- **What to do**
Lines below that include the word "selected" should each be copied.

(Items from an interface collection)

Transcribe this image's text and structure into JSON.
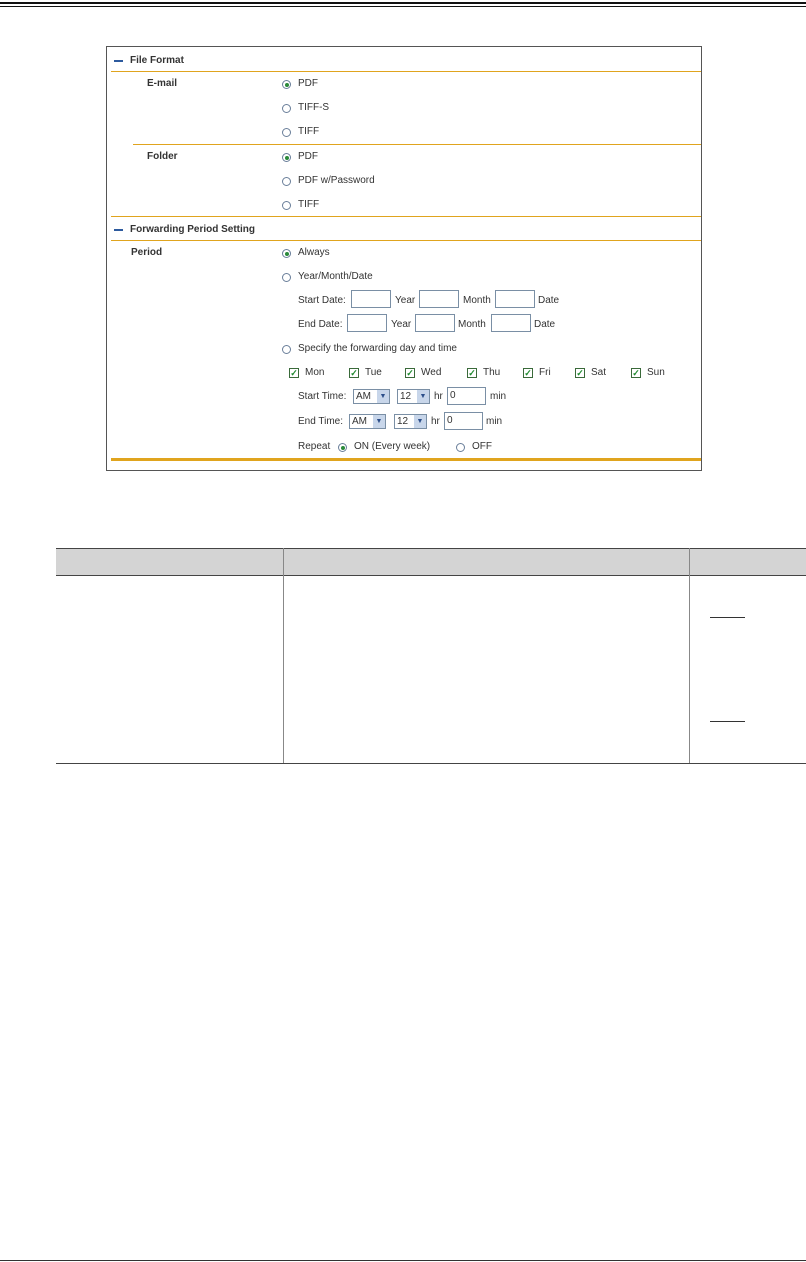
{
  "file_format": {
    "title": "File Format",
    "email": {
      "label": "E-mail",
      "options": [
        "PDF",
        "TIFF-S",
        "TIFF"
      ],
      "selected": "PDF"
    },
    "folder": {
      "label": "Folder",
      "options": [
        "PDF",
        "PDF w/Password",
        "TIFF"
      ],
      "selected": "PDF"
    }
  },
  "forwarding": {
    "title": "Forwarding Period Setting",
    "period_label": "Period",
    "options": [
      "Always",
      "Year/Month/Date",
      "Specify the forwarding day and time"
    ],
    "selected": "Always",
    "start_date": {
      "label": "Start Date:",
      "year": "Year",
      "month": "Month",
      "date": "Date"
    },
    "end_date": {
      "label": "End Date:",
      "year": "Year",
      "month": "Month",
      "date": "Date"
    },
    "days": [
      {
        "name": "Mon",
        "checked": true
      },
      {
        "name": "Tue",
        "checked": true
      },
      {
        "name": "Wed",
        "checked": true
      },
      {
        "name": "Thu",
        "checked": true
      },
      {
        "name": "Fri",
        "checked": true
      },
      {
        "name": "Sat",
        "checked": true
      },
      {
        "name": "Sun",
        "checked": true
      }
    ],
    "start_time": {
      "label": "Start Time:",
      "ampm": "AM",
      "hour": "12",
      "hr_label": "hr",
      "min_value": "0",
      "min_label": "min"
    },
    "end_time": {
      "label": "End Time:",
      "ampm": "AM",
      "hour": "12",
      "hr_label": "hr",
      "min_value": "0",
      "min_label": "min"
    },
    "repeat": {
      "label": "Repeat",
      "on_label": "ON (Every week)",
      "off_label": "OFF",
      "selected": "ON (Every week)"
    }
  },
  "colors": {
    "accent_gold": "#e0a41e",
    "section_dash": "#2d5a9e",
    "radio_dot": "#2a8a3a",
    "check": "#1e8a2e"
  },
  "icons": {
    "checkmark": "✓",
    "dropdown_arrow": "▼"
  }
}
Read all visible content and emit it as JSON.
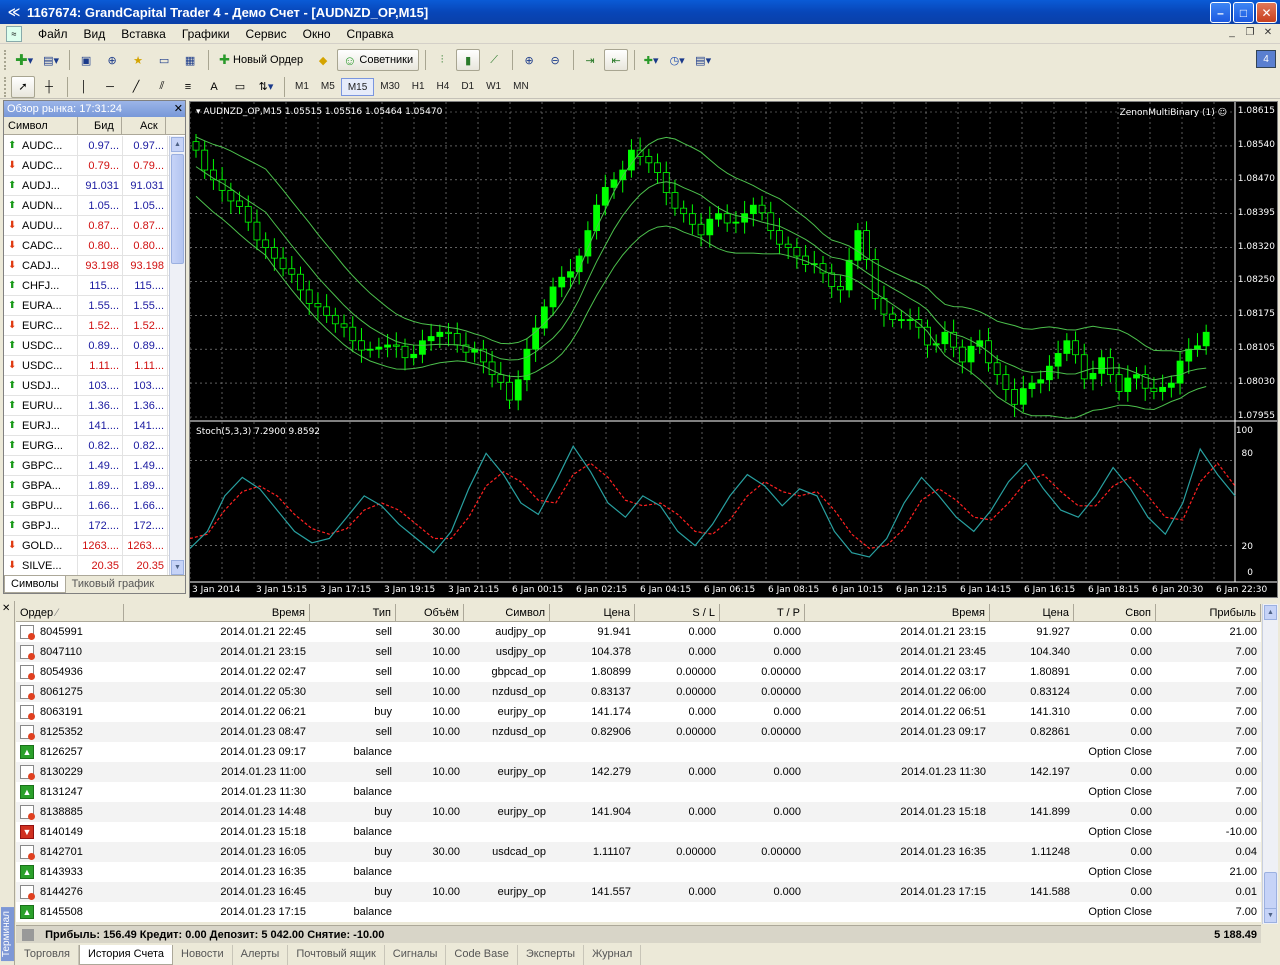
{
  "window": {
    "title": "1167674: GrandCapital Trader 4 - Демо Счет - [AUDNZD_OP,M15]"
  },
  "menu": [
    "Файл",
    "Вид",
    "Вставка",
    "Графики",
    "Сервис",
    "Окно",
    "Справка"
  ],
  "toolbar": {
    "new_order": "Новый Ордер",
    "experts": "Советники",
    "timeframes": [
      "M1",
      "M5",
      "M15",
      "M30",
      "H1",
      "H4",
      "D1",
      "W1",
      "MN"
    ],
    "active_tf": "M15",
    "info_badge": "4"
  },
  "market_watch": {
    "title": "Обзор рынка: 17:31:24",
    "headers": {
      "symbol": "Символ",
      "bid": "Бид",
      "ask": "Аск"
    },
    "rows": [
      {
        "symbol": "AUDC...",
        "bid": "0.97...",
        "ask": "0.97...",
        "dir": "up"
      },
      {
        "symbol": "AUDC...",
        "bid": "0.79...",
        "ask": "0.79...",
        "dir": "down"
      },
      {
        "symbol": "AUDJ...",
        "bid": "91.031",
        "ask": "91.031",
        "dir": "up"
      },
      {
        "symbol": "AUDN...",
        "bid": "1.05...",
        "ask": "1.05...",
        "dir": "up"
      },
      {
        "symbol": "AUDU...",
        "bid": "0.87...",
        "ask": "0.87...",
        "dir": "down"
      },
      {
        "symbol": "CADC...",
        "bid": "0.80...",
        "ask": "0.80...",
        "dir": "down"
      },
      {
        "symbol": "CADJ...",
        "bid": "93.198",
        "ask": "93.198",
        "dir": "down"
      },
      {
        "symbol": "CHFJ...",
        "bid": "115....",
        "ask": "115....",
        "dir": "up"
      },
      {
        "symbol": "EURA...",
        "bid": "1.55...",
        "ask": "1.55...",
        "dir": "up"
      },
      {
        "symbol": "EURC...",
        "bid": "1.52...",
        "ask": "1.52...",
        "dir": "down"
      },
      {
        "symbol": "USDC...",
        "bid": "0.89...",
        "ask": "0.89...",
        "dir": "up"
      },
      {
        "symbol": "USDC...",
        "bid": "1.11...",
        "ask": "1.11...",
        "dir": "down"
      },
      {
        "symbol": "USDJ...",
        "bid": "103....",
        "ask": "103....",
        "dir": "up"
      },
      {
        "symbol": "EURU...",
        "bid": "1.36...",
        "ask": "1.36...",
        "dir": "up"
      },
      {
        "symbol": "EURJ...",
        "bid": "141....",
        "ask": "141....",
        "dir": "up"
      },
      {
        "symbol": "EURG...",
        "bid": "0.82...",
        "ask": "0.82...",
        "dir": "up"
      },
      {
        "symbol": "GBPC...",
        "bid": "1.49...",
        "ask": "1.49...",
        "dir": "up"
      },
      {
        "symbol": "GBPA...",
        "bid": "1.89...",
        "ask": "1.89...",
        "dir": "up"
      },
      {
        "symbol": "GBPU...",
        "bid": "1.66...",
        "ask": "1.66...",
        "dir": "up"
      },
      {
        "symbol": "GBPJ...",
        "bid": "172....",
        "ask": "172....",
        "dir": "up"
      },
      {
        "symbol": "GOLD...",
        "bid": "1263....",
        "ask": "1263....",
        "dir": "down"
      },
      {
        "symbol": "SILVE...",
        "bid": "20.35",
        "ask": "20.35",
        "dir": "down"
      }
    ],
    "tabs": [
      "Символы",
      "Тиковый график"
    ]
  },
  "chart": {
    "header": "AUDNZD_OP,M15  1.05515 1.05516 1.05464 1.05470",
    "expert": "ZenonMultiBinary (1)",
    "indicator": "Stoch(5,3,3) 7.2900 9.8592",
    "price_ticks": [
      "1.08615",
      "1.08540",
      "1.08470",
      "1.08395",
      "1.08320",
      "1.08250",
      "1.08175",
      "1.08105",
      "1.08030",
      "1.07955"
    ],
    "stoch_ticks": [
      "100",
      "80",
      "20",
      "0"
    ],
    "time_ticks": [
      "3 Jan 2014",
      "3 Jan 15:15",
      "3 Jan 17:15",
      "3 Jan 19:15",
      "3 Jan 21:15",
      "6 Jan 00:15",
      "6 Jan 02:15",
      "6 Jan 04:15",
      "6 Jan 06:15",
      "6 Jan 08:15",
      "6 Jan 10:15",
      "6 Jan 12:15",
      "6 Jan 14:15",
      "6 Jan 16:15",
      "6 Jan 18:15",
      "6 Jan 20:30",
      "6 Jan 22:30"
    ],
    "colors": {
      "bull": "#00ff00",
      "bear": "#000000",
      "bands": "#4cc04c",
      "stoch_main": "#28a0a0",
      "stoch_signal": "#ff2020"
    }
  },
  "chart_data": {
    "type": "candlestick",
    "title": "AUDNZD_OP,M15",
    "ylim": [
      1.0792,
      1.0864
    ],
    "stoch_levels": [
      20,
      80
    ],
    "closes": [
      1.0855,
      1.0848,
      1.0843,
      1.0838,
      1.0832,
      1.0827,
      1.0822,
      1.0818,
      1.0814,
      1.081,
      1.0808,
      1.0809,
      1.0806,
      1.081,
      1.0812,
      1.0809,
      1.0808,
      1.0802,
      1.0796,
      1.0808,
      1.0818,
      1.0825,
      1.083,
      1.0842,
      1.0848,
      1.0855,
      1.0852,
      1.0845,
      1.084,
      1.0835,
      1.084,
      1.0838,
      1.0842,
      1.0836,
      1.0832,
      1.0828,
      1.0826,
      1.0822,
      1.0836,
      1.082,
      1.0815,
      1.0815,
      1.0809,
      1.0812,
      1.0805,
      1.081,
      1.0802,
      1.0795,
      1.08,
      1.0804,
      1.081,
      1.0801,
      1.0806,
      1.0798,
      1.0802,
      1.0798,
      1.08,
      1.0808,
      1.0812
    ],
    "stoch_main": [
      18,
      30,
      55,
      68,
      60,
      45,
      30,
      22,
      25,
      40,
      55,
      48,
      35,
      25,
      15,
      30,
      60,
      85,
      70,
      50,
      42,
      65,
      90,
      72,
      50,
      40,
      55,
      48,
      30,
      20,
      35,
      55,
      70,
      62,
      48,
      60,
      55,
      30,
      15,
      12,
      25,
      50,
      68,
      55,
      40,
      30,
      45,
      65,
      78,
      60,
      45,
      40,
      55,
      75,
      60,
      40,
      28,
      50,
      88,
      70,
      55
    ],
    "stoch_signal": [
      25,
      28,
      45,
      58,
      62,
      55,
      42,
      32,
      28,
      32,
      45,
      50,
      45,
      35,
      25,
      25,
      40,
      62,
      72,
      65,
      52,
      50,
      70,
      78,
      68,
      52,
      48,
      50,
      42,
      30,
      28,
      38,
      55,
      65,
      58,
      55,
      58,
      45,
      28,
      18,
      20,
      32,
      52,
      60,
      52,
      40,
      38,
      50,
      65,
      70,
      58,
      48,
      48,
      62,
      68,
      55,
      40,
      38,
      65,
      78,
      62
    ]
  },
  "terminal": {
    "vertical_title": "Терминал",
    "headers": {
      "order": "Ордер",
      "time": "Время",
      "type": "Тип",
      "volume": "Объём",
      "symbol": "Символ",
      "price": "Цена",
      "sl": "S / L",
      "tp": "T / P",
      "close_time": "Время",
      "close_price": "Цена",
      "swap": "Своп",
      "profit": "Прибыль"
    },
    "rows": [
      {
        "icon": "trade",
        "order": "8045991",
        "time": "2014.01.21 22:45",
        "type": "sell",
        "volume": "30.00",
        "symbol": "audjpy_op",
        "price": "91.941",
        "sl": "0.000",
        "tp": "0.000",
        "close_time": "2014.01.21 23:15",
        "close_price": "91.927",
        "swap": "0.00",
        "profit": "21.00"
      },
      {
        "icon": "trade",
        "order": "8047110",
        "time": "2014.01.21 23:15",
        "type": "sell",
        "volume": "10.00",
        "symbol": "usdjpy_op",
        "price": "104.378",
        "sl": "0.000",
        "tp": "0.000",
        "close_time": "2014.01.21 23:45",
        "close_price": "104.340",
        "swap": "0.00",
        "profit": "7.00"
      },
      {
        "icon": "trade",
        "order": "8054936",
        "time": "2014.01.22 02:47",
        "type": "sell",
        "volume": "10.00",
        "symbol": "gbpcad_op",
        "price": "1.80899",
        "sl": "0.00000",
        "tp": "0.00000",
        "close_time": "2014.01.22 03:17",
        "close_price": "1.80891",
        "swap": "0.00",
        "profit": "7.00"
      },
      {
        "icon": "trade",
        "order": "8061275",
        "time": "2014.01.22 05:30",
        "type": "sell",
        "volume": "10.00",
        "symbol": "nzdusd_op",
        "price": "0.83137",
        "sl": "0.00000",
        "tp": "0.00000",
        "close_time": "2014.01.22 06:00",
        "close_price": "0.83124",
        "swap": "0.00",
        "profit": "7.00"
      },
      {
        "icon": "trade",
        "order": "8063191",
        "time": "2014.01.22 06:21",
        "type": "buy",
        "volume": "10.00",
        "symbol": "eurjpy_op",
        "price": "141.174",
        "sl": "0.000",
        "tp": "0.000",
        "close_time": "2014.01.22 06:51",
        "close_price": "141.310",
        "swap": "0.00",
        "profit": "7.00"
      },
      {
        "icon": "trade",
        "order": "8125352",
        "time": "2014.01.23 08:47",
        "type": "sell",
        "volume": "10.00",
        "symbol": "nzdusd_op",
        "price": "0.82906",
        "sl": "0.00000",
        "tp": "0.00000",
        "close_time": "2014.01.23 09:17",
        "close_price": "0.82861",
        "swap": "0.00",
        "profit": "7.00"
      },
      {
        "icon": "bal-up",
        "order": "8126257",
        "time": "2014.01.23 09:17",
        "type": "balance",
        "volume": "",
        "symbol": "",
        "price": "",
        "sl": "",
        "tp": "",
        "close_time": "",
        "close_price": "",
        "swap": "Option Close",
        "profit": "7.00"
      },
      {
        "icon": "trade",
        "order": "8130229",
        "time": "2014.01.23 11:00",
        "type": "sell",
        "volume": "10.00",
        "symbol": "eurjpy_op",
        "price": "142.279",
        "sl": "0.000",
        "tp": "0.000",
        "close_time": "2014.01.23 11:30",
        "close_price": "142.197",
        "swap": "0.00",
        "profit": "0.00"
      },
      {
        "icon": "bal-up",
        "order": "8131247",
        "time": "2014.01.23 11:30",
        "type": "balance",
        "volume": "",
        "symbol": "",
        "price": "",
        "sl": "",
        "tp": "",
        "close_time": "",
        "close_price": "",
        "swap": "Option Close",
        "profit": "7.00"
      },
      {
        "icon": "trade",
        "order": "8138885",
        "time": "2014.01.23 14:48",
        "type": "buy",
        "volume": "10.00",
        "symbol": "eurjpy_op",
        "price": "141.904",
        "sl": "0.000",
        "tp": "0.000",
        "close_time": "2014.01.23 15:18",
        "close_price": "141.899",
        "swap": "0.00",
        "profit": "0.00"
      },
      {
        "icon": "bal-down",
        "order": "8140149",
        "time": "2014.01.23 15:18",
        "type": "balance",
        "volume": "",
        "symbol": "",
        "price": "",
        "sl": "",
        "tp": "",
        "close_time": "",
        "close_price": "",
        "swap": "Option Close",
        "profit": "-10.00"
      },
      {
        "icon": "trade",
        "order": "8142701",
        "time": "2014.01.23 16:05",
        "type": "buy",
        "volume": "30.00",
        "symbol": "usdcad_op",
        "price": "1.11107",
        "sl": "0.00000",
        "tp": "0.00000",
        "close_time": "2014.01.23 16:35",
        "close_price": "1.11248",
        "swap": "0.00",
        "profit": "0.04"
      },
      {
        "icon": "bal-up",
        "order": "8143933",
        "time": "2014.01.23 16:35",
        "type": "balance",
        "volume": "",
        "symbol": "",
        "price": "",
        "sl": "",
        "tp": "",
        "close_time": "",
        "close_price": "",
        "swap": "Option Close",
        "profit": "21.00"
      },
      {
        "icon": "trade",
        "order": "8144276",
        "time": "2014.01.23 16:45",
        "type": "buy",
        "volume": "10.00",
        "symbol": "eurjpy_op",
        "price": "141.557",
        "sl": "0.000",
        "tp": "0.000",
        "close_time": "2014.01.23 17:15",
        "close_price": "141.588",
        "swap": "0.00",
        "profit": "0.01"
      },
      {
        "icon": "bal-up",
        "order": "8145508",
        "time": "2014.01.23 17:15",
        "type": "balance",
        "volume": "",
        "symbol": "",
        "price": "",
        "sl": "",
        "tp": "",
        "close_time": "",
        "close_price": "",
        "swap": "Option Close",
        "profit": "7.00"
      }
    ],
    "summary": "Прибыль: 156.49  Кредит: 0.00  Депозит: 5 042.00  Снятие: -10.00",
    "total": "5 188.49",
    "tabs": [
      "Торговля",
      "История Счета",
      "Новости",
      "Алерты",
      "Почтовый ящик",
      "Сигналы",
      "Code Base",
      "Эксперты",
      "Журнал"
    ],
    "active_tab": "История Счета"
  }
}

- **Solution for this exercise**
      "selected": "PDF"
      "selected": "PDF"
    "selected": "Always",
      "selected": "ON (Every week)"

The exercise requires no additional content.